- **Dataset records**
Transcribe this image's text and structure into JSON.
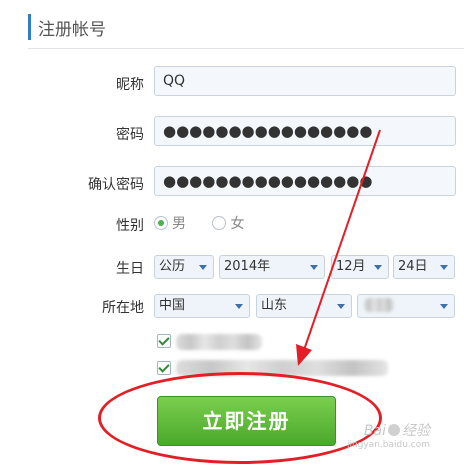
{
  "header": {
    "title": "注册帐号"
  },
  "form": {
    "nickname": {
      "label": "昵称",
      "value": "QQ"
    },
    "password": {
      "label": "密码",
      "value": "●●●●●●●●●●●●●●●●"
    },
    "confirm_password": {
      "label": "确认密码",
      "value": "●●●●●●●●●●●●●●●●"
    },
    "gender": {
      "label": "性别",
      "options": [
        "男",
        "女"
      ],
      "selected": "男"
    },
    "birthday": {
      "label": "生日",
      "calendar": "公历",
      "year": "2014年",
      "month": "12月",
      "day": "24日"
    },
    "location": {
      "label": "所在地",
      "country": "中国",
      "province": "山东",
      "city": ""
    }
  },
  "submit": {
    "label": "立即注册"
  },
  "watermark": {
    "text": "Bai",
    "suffix": "经验",
    "subtext": "jingyan.baidu.com"
  },
  "colors": {
    "accent": "#2f7fc8",
    "button": "#5bb836",
    "annotation": "#e41e26"
  }
}
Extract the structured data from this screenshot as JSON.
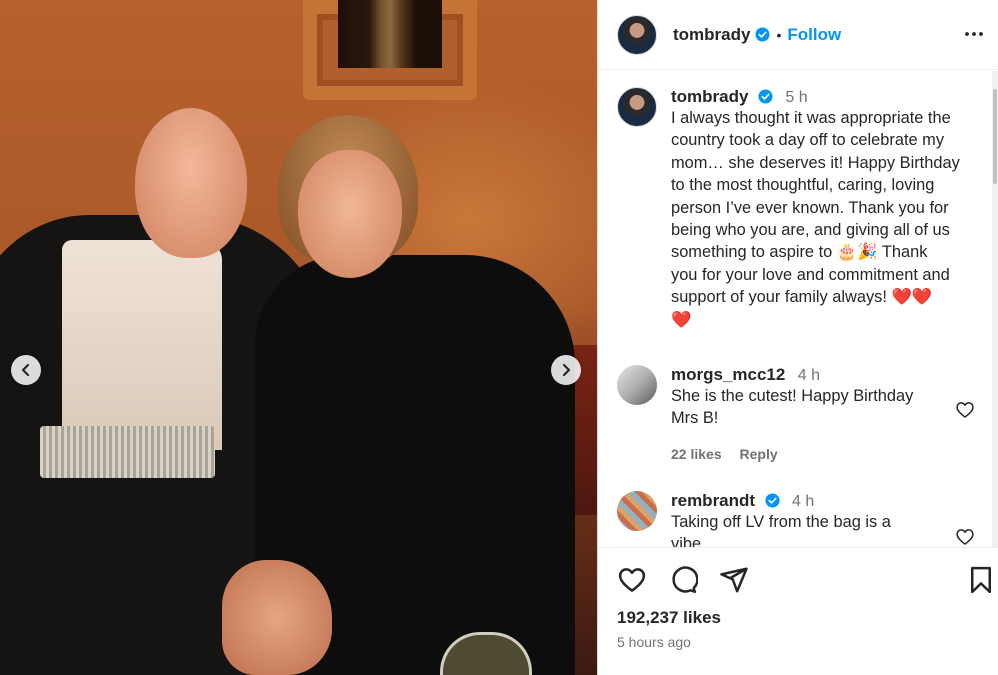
{
  "post": {
    "author": "tombrady",
    "follow_label": "Follow",
    "separator": "•",
    "caption": {
      "time": "5 h",
      "lines": [
        "I always thought it was appropriate the",
        "country took a day off to celebrate my",
        "mom… she deserves it! Happy Birthday",
        "to the most thoughtful, caring, loving",
        "person I’ve ever known. Thank you for",
        "being who you are, and giving all of us",
        "something to aspire to 🎂🎉 Thank",
        "you for your love and commitment and",
        "support of your family always! ❤️❤️",
        "❤️"
      ]
    },
    "comments": [
      {
        "user": "morgs_mcc12",
        "time": "4 h",
        "lines": [
          "She is the cutest! Happy Birthday",
          "Mrs B!"
        ],
        "likes": "22 likes",
        "reply": "Reply"
      },
      {
        "user": "rembrandt",
        "time": "4 h",
        "verified": true,
        "lines": [
          "Taking off LV from the bag is a",
          "vibe"
        ]
      }
    ],
    "like_count": "192,237 likes",
    "posted_ago": "5 hours ago"
  },
  "icons": {
    "carousel_prev": "chevron-left-icon",
    "carousel_next": "chevron-right-icon",
    "verified": "verified-badge-icon",
    "more": "more-options-icon",
    "like": "heart-icon",
    "comment": "comment-icon",
    "share": "share-icon",
    "save": "bookmark-icon"
  },
  "colors": {
    "accent": "#0095f6",
    "text": "#262626",
    "muted": "#737373",
    "verified": "#0095f6"
  }
}
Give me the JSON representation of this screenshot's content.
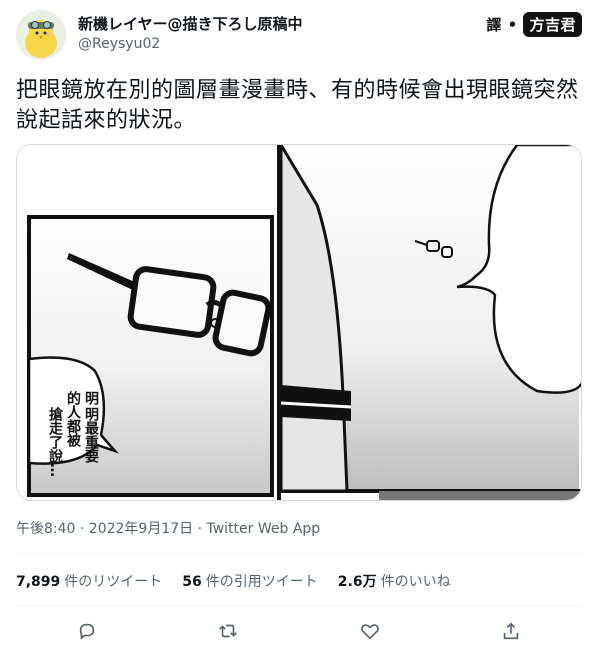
{
  "author": {
    "display_name": "新機レイヤー@描き下ろし原稿中",
    "handle": "@Reysyu02",
    "avatar_icon": "chick-avatar-icon"
  },
  "translator_badge": {
    "prefix": "譯",
    "name": "方吉君"
  },
  "tweet": {
    "text": "把眼鏡放在別的圖層畫漫畫時、有的時候會出現眼鏡突然說起話來的狀況。"
  },
  "comic": {
    "speech_lines": [
      "明",
      "明最重要",
      "的人都被",
      "搶走了說…"
    ]
  },
  "meta": {
    "timestamp": "午後8:40 · 2022年9月17日 · Twitter Web App"
  },
  "stats": {
    "retweets_count": "7,899",
    "retweets_label": "件のリツイート",
    "quotes_count": "56",
    "quotes_label": "件の引用ツイート",
    "likes_count": "2.6万",
    "likes_label": "件のいいね"
  },
  "actions": {
    "reply": "reply-icon",
    "retweet": "retweet-icon",
    "like": "heart-icon",
    "share": "share-icon"
  }
}
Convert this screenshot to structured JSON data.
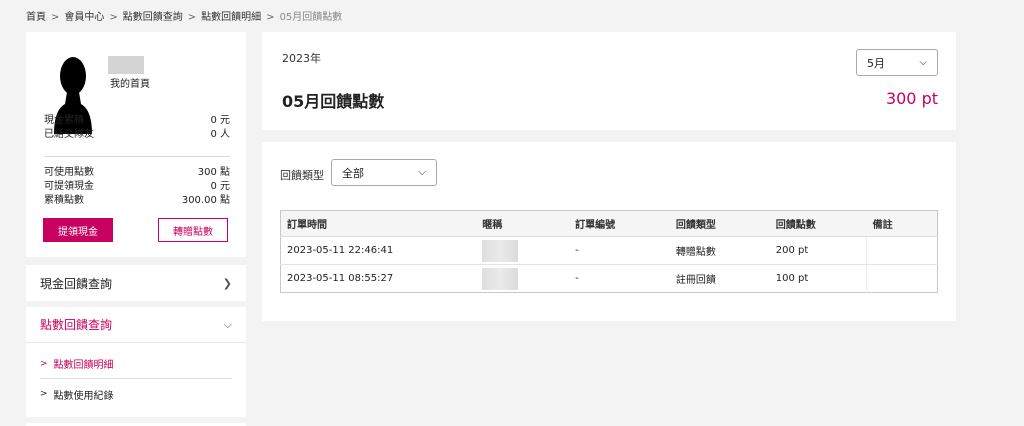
{
  "breadcrumb": [
    "首頁",
    "會員中心",
    "點數回饋查詢",
    "點數回饋明細",
    "05月回饋點數"
  ],
  "breadcrumb_sep": ">",
  "profile": {
    "home_link": "我的首頁",
    "stats_1": [
      {
        "label": "現金累積",
        "value": "0 元"
      },
      {
        "label": "已結交隊友",
        "value": "0 人"
      }
    ],
    "stats_2": [
      {
        "label": "可使用點數",
        "value": "300 點"
      },
      {
        "label": "可提領現金",
        "value": "0 元"
      },
      {
        "label": "累積點數",
        "value": "300.00 點"
      }
    ],
    "withdraw_label": "提領現金",
    "transfer_label": "轉贈點數"
  },
  "menu": {
    "cash_query": "現金回饋查詢",
    "points_query": "點數回饋查詢",
    "sub_items": [
      "點數回饋明細",
      "點數使用紀錄"
    ]
  },
  "summary": {
    "year": "2023年",
    "month_selected": "5月",
    "title": "05月回饋點數",
    "total": "300 pt"
  },
  "filter": {
    "label": "回饋類型",
    "selected": "全部"
  },
  "table": {
    "headers": [
      "訂單時間",
      "暱稱",
      "訂單編號",
      "回饋類型",
      "回饋點數",
      "備註"
    ],
    "rows": [
      [
        "2023-05-11 22:46:41",
        "",
        "-",
        "轉贈點數",
        "200 pt",
        ""
      ],
      [
        "2023-05-11 08:55:27",
        "",
        "-",
        "註冊回饋",
        "100 pt",
        ""
      ]
    ]
  },
  "colors": {
    "accent": "#c8005f"
  }
}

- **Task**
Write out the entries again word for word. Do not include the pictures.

- **Reply**
Transcribe this image's text and structure into JSON.
{
  "header": {
    "title": "注册帐号"
  },
  "form": {
    "nickname": {
      "label": "昵称",
      "value": "QQ"
    },
    "password": {
      "label": "密码",
      "value": "●●●●●●●●●●●●●●●●"
    },
    "confirm_password": {
      "label": "确认密码",
      "value": "●●●●●●●●●●●●●●●●"
    },
    "gender": {
      "label": "性别",
      "options": [
        "男",
        "女"
      ],
      "selected": "男"
    },
    "birthday": {
      "label": "生日",
      "calendar": "公历",
      "year": "2014年",
      "month": "12月",
      "day": "24日"
    },
    "location": {
      "label": "所在地",
      "country": "中国",
      "province": "山东",
      "city": ""
    }
  },
  "submit": {
    "label": "立即注册"
  },
  "watermark": {
    "text": "Bai",
    "suffix": "经验",
    "subtext": "jingyan.baidu.com"
  },
  "colors": {
    "accent": "#2f7fc8",
    "button": "#5bb836",
    "annotation": "#e41e26"
  }
}
Extract the structured data from this screenshot as JSON.
{
  "post": {
    "author": "tombrady",
    "follow_label": "Follow",
    "separator": "•",
    "caption": {
      "time": "5 h",
      "lines": [
        "I always thought it was appropriate the",
        "country took a day off to celebrate my",
        "mom… she deserves it! Happy Birthday",
        "to the most thoughtful, caring, loving",
        "person I’ve ever known. Thank you for",
        "being who you are, and giving all of us",
        "something to aspire to 🎂🎉 Thank",
        "you for your love and commitment and",
        "support of your family always! ❤️❤️",
        "❤️"
      ]
    },
    "comments": [
      {
        "user": "morgs_mcc12",
        "time": "4 h",
        "lines": [
          "She is the cutest! Happy Birthday",
          "Mrs B!"
        ],
        "likes": "22 likes",
        "reply": "Reply"
      },
      {
        "user": "rembrandt",
        "time": "4 h",
        "verified": true,
        "lines": [
          "Taking off LV from the bag is a",
          "vibe"
        ]
      }
    ],
    "like_count": "192,237 likes",
    "posted_ago": "5 hours ago"
  },
  "icons": {
    "carousel_prev": "chevron-left-icon",
    "carousel_next": "chevron-right-icon",
    "verified": "verified-badge-icon",
    "more": "more-options-icon",
    "like": "heart-icon",
    "comment": "comment-icon",
    "share": "share-icon",
    "save": "bookmark-icon"
  },
  "colors": {
    "accent": "#0095f6",
    "text": "#262626",
    "muted": "#737373",
    "verified": "#0095f6"
  }
}
Give me the JSON representation of this screenshot's content.
{
  "author": {
    "display_name": "新機レイヤー@描き下ろし原稿中",
    "handle": "@Reysyu02",
    "avatar_icon": "chick-avatar-icon"
  },
  "translator_badge": {
    "prefix": "譯",
    "name": "方吉君"
  },
  "tweet": {
    "text": "把眼鏡放在別的圖層畫漫畫時、有的時候會出現眼鏡突然說起話來的狀況。"
  },
  "comic": {
    "speech_lines": [
      "明",
      "明最重要",
      "的人都被",
      "搶走了說…"
    ]
  },
  "meta": {
    "timestamp": "午後8:40 · 2022年9月17日 · Twitter Web App"
  },
  "stats": {
    "retweets_count": "7,899",
    "retweets_label": "件のリツイート",
    "quotes_count": "56",
    "quotes_label": "件の引用ツイート",
    "likes_count": "2.6万",
    "likes_label": "件のいいね"
  },
  "actions": {
    "reply": "reply-icon",
    "retweet": "retweet-icon",
    "like": "heart-icon",
    "share": "share-icon"
  }
}
Convert this screenshot to structured JSON data.
{
  "breadcrumb": [
    "首頁",
    "會員中心",
    "點數回饋查詢",
    "點數回饋明細",
    "05月回饋點數"
  ],
  "breadcrumb_sep": ">",
  "profile": {
    "home_link": "我的首頁",
    "stats_1": [
      {
        "label": "現金累積",
        "value": "0 元"
      },
      {
        "label": "已結交隊友",
        "value": "0 人"
      }
    ],
    "stats_2": [
      {
        "label": "可使用點數",
        "value": "300 點"
      },
      {
        "label": "可提領現金",
        "value": "0 元"
      },
      {
        "label": "累積點數",
        "value": "300.00 點"
      }
    ],
    "withdraw_label": "提領現金",
    "transfer_label": "轉贈點數"
  },
  "menu": {
    "cash_query": "現金回饋查詢",
    "points_query": "點數回饋查詢",
    "sub_items": [
      "點數回饋明細",
      "點數使用紀錄"
    ]
  },
  "summary": {
    "year": "2023年",
    "month_selected": "5月",
    "title": "05月回饋點數",
    "total": "300 pt"
  },
  "filter": {
    "label": "回饋類型",
    "selected": "全部"
  },
  "table": {
    "headers": [
      "訂單時間",
      "暱稱",
      "訂單編號",
      "回饋類型",
      "回饋點數",
      "備註"
    ],
    "rows": [
      [
        "2023-05-11 22:46:41",
        "",
        "-",
        "轉贈點數",
        "200 pt",
        ""
      ],
      [
        "2023-05-11 08:55:27",
        "",
        "-",
        "註冊回饋",
        "100 pt",
        ""
      ]
    ]
  },
  "colors": {
    "accent": "#c8005f"
  }
}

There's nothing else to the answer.